## TASK
Only the number is wanted: count the lines in the data with "location" in them.

START SUPPLIED DATA

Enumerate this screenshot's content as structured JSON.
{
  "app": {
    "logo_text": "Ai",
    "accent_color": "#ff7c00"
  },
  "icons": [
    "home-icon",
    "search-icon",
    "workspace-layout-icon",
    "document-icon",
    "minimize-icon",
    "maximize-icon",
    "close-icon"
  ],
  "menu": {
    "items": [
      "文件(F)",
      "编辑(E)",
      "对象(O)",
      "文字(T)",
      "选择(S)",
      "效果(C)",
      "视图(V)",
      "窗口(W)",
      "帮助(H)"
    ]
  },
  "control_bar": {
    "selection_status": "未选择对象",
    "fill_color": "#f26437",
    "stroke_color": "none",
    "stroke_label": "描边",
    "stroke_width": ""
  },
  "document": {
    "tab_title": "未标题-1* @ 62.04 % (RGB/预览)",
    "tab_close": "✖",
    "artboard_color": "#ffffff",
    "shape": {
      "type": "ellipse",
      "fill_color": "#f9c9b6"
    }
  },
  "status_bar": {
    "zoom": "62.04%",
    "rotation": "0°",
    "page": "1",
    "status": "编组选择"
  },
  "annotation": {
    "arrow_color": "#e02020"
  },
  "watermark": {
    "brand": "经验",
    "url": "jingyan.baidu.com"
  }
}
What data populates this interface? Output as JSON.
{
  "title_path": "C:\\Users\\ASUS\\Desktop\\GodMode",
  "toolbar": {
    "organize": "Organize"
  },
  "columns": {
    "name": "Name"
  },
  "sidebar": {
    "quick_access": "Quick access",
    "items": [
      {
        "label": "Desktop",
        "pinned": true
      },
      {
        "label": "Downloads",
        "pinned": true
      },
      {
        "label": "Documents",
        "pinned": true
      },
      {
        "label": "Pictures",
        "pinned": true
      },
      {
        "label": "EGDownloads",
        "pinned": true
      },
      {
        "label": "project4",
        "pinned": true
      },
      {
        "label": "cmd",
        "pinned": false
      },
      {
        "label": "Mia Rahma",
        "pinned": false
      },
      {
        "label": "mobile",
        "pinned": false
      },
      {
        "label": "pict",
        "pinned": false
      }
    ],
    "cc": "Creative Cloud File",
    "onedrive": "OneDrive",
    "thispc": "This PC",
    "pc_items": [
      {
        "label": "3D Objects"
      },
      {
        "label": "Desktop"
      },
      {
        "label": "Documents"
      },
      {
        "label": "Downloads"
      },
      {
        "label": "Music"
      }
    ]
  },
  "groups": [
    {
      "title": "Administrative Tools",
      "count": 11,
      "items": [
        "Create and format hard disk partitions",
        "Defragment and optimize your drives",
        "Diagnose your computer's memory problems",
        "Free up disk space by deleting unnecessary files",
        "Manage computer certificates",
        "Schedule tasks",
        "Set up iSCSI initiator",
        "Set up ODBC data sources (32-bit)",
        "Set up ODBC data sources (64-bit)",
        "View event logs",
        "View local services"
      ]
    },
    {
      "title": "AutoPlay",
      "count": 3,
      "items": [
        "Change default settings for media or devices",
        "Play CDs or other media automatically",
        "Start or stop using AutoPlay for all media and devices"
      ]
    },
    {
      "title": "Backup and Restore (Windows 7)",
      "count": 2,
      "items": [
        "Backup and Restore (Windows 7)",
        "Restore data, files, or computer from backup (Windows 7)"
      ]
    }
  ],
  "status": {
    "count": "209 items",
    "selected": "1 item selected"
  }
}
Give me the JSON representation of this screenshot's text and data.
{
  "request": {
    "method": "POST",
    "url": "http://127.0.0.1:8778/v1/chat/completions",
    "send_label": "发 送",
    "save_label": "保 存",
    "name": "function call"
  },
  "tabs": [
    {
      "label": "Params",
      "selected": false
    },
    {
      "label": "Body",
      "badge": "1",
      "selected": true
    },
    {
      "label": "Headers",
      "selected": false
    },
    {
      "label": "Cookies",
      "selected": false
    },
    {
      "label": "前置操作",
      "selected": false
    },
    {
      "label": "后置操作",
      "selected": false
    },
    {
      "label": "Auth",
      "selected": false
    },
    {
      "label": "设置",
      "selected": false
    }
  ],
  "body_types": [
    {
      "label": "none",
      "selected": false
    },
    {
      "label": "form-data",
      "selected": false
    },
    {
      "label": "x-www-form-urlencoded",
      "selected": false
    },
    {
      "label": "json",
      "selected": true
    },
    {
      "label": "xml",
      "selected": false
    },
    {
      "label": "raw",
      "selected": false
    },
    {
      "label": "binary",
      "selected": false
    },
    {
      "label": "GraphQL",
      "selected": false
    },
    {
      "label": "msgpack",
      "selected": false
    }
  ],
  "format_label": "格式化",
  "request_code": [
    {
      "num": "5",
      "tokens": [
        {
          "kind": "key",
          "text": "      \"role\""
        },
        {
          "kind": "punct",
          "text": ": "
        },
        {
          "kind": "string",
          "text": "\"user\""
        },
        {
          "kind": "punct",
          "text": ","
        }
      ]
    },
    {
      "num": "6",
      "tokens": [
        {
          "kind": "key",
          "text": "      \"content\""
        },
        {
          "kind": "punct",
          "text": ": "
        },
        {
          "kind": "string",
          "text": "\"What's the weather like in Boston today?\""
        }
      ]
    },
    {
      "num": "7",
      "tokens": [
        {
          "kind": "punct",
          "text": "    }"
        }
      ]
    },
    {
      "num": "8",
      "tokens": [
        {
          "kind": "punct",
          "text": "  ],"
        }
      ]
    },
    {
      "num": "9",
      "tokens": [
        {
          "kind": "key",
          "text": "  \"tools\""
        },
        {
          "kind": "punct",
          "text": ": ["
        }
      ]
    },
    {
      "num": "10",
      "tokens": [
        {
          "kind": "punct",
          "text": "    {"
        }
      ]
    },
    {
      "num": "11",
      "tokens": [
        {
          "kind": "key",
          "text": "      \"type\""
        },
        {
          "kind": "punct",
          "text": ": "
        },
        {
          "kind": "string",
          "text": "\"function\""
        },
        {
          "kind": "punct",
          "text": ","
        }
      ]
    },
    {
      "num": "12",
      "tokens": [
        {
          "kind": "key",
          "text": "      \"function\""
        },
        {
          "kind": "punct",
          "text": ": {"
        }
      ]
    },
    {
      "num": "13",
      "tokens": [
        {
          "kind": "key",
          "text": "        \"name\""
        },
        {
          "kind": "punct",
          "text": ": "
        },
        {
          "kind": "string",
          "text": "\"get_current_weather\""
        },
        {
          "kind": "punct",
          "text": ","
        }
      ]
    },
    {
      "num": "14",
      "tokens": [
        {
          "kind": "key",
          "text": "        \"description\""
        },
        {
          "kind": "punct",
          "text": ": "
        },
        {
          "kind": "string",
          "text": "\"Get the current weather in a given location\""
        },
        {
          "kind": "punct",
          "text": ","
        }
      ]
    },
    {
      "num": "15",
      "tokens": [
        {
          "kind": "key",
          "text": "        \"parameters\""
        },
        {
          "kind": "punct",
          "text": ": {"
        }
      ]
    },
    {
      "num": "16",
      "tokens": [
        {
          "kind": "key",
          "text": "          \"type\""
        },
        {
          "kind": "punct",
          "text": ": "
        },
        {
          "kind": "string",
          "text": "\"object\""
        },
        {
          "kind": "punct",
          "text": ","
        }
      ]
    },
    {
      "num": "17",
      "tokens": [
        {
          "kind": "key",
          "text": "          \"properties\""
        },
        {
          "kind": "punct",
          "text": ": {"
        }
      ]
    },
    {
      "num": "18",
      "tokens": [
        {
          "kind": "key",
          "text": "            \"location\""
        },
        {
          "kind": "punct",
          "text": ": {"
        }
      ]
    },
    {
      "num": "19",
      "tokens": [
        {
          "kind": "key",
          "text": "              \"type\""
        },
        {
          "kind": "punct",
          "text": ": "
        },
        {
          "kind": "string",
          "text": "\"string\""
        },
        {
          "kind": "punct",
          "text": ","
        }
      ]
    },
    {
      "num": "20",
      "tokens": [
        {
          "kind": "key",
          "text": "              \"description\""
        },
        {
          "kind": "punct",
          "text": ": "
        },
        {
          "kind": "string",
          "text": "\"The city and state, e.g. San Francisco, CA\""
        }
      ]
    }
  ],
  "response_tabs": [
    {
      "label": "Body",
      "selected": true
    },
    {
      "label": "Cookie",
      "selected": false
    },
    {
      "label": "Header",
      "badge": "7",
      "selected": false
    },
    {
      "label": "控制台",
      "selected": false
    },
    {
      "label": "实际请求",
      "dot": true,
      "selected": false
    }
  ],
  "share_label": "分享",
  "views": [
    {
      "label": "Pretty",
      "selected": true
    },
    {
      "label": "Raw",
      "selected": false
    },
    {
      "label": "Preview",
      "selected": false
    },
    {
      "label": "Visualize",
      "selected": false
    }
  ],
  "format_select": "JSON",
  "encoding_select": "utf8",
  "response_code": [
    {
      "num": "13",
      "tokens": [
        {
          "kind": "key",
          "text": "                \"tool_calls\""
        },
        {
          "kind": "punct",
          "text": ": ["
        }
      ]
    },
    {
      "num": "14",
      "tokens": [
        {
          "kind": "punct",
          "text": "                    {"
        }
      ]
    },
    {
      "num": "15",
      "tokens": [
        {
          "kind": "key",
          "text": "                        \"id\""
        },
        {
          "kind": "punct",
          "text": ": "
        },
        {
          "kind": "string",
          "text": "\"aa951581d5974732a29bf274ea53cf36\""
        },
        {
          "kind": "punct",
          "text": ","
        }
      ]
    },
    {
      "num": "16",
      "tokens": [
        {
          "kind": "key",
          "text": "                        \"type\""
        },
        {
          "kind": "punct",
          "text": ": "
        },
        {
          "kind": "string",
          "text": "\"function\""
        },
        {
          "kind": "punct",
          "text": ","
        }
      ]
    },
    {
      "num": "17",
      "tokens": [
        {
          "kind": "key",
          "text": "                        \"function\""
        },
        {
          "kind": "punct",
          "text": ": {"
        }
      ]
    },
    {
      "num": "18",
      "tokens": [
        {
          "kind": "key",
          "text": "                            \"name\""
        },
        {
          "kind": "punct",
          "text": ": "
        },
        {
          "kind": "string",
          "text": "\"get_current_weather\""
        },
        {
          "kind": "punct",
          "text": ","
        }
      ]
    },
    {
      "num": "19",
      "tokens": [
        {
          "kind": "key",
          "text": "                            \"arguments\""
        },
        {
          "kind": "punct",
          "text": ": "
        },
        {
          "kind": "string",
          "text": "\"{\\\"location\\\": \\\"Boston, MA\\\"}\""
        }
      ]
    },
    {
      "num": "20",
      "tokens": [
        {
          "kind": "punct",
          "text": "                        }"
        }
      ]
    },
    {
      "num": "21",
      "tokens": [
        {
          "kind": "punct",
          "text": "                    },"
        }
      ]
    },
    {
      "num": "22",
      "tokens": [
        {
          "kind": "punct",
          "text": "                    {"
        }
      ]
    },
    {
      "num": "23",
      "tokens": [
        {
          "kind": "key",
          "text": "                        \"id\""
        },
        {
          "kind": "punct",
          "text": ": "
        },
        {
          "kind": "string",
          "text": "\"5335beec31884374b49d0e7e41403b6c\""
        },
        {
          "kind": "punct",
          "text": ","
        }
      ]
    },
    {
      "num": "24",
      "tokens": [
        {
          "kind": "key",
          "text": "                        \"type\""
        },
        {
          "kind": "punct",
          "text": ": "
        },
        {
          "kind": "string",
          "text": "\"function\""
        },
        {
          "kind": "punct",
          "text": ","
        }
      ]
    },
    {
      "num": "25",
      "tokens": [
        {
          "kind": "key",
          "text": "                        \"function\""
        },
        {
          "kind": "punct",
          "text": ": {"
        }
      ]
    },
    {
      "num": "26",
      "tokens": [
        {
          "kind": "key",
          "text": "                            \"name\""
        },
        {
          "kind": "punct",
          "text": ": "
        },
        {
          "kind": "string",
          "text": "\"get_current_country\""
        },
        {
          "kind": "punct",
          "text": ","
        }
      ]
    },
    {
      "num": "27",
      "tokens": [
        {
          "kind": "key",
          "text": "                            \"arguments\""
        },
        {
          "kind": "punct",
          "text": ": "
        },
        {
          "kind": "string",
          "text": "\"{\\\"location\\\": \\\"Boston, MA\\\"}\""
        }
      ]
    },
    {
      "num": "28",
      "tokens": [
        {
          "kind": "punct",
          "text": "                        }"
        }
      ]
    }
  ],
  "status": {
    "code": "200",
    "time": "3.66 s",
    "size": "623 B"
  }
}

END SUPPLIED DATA

## PROBLEM SOLUTION
4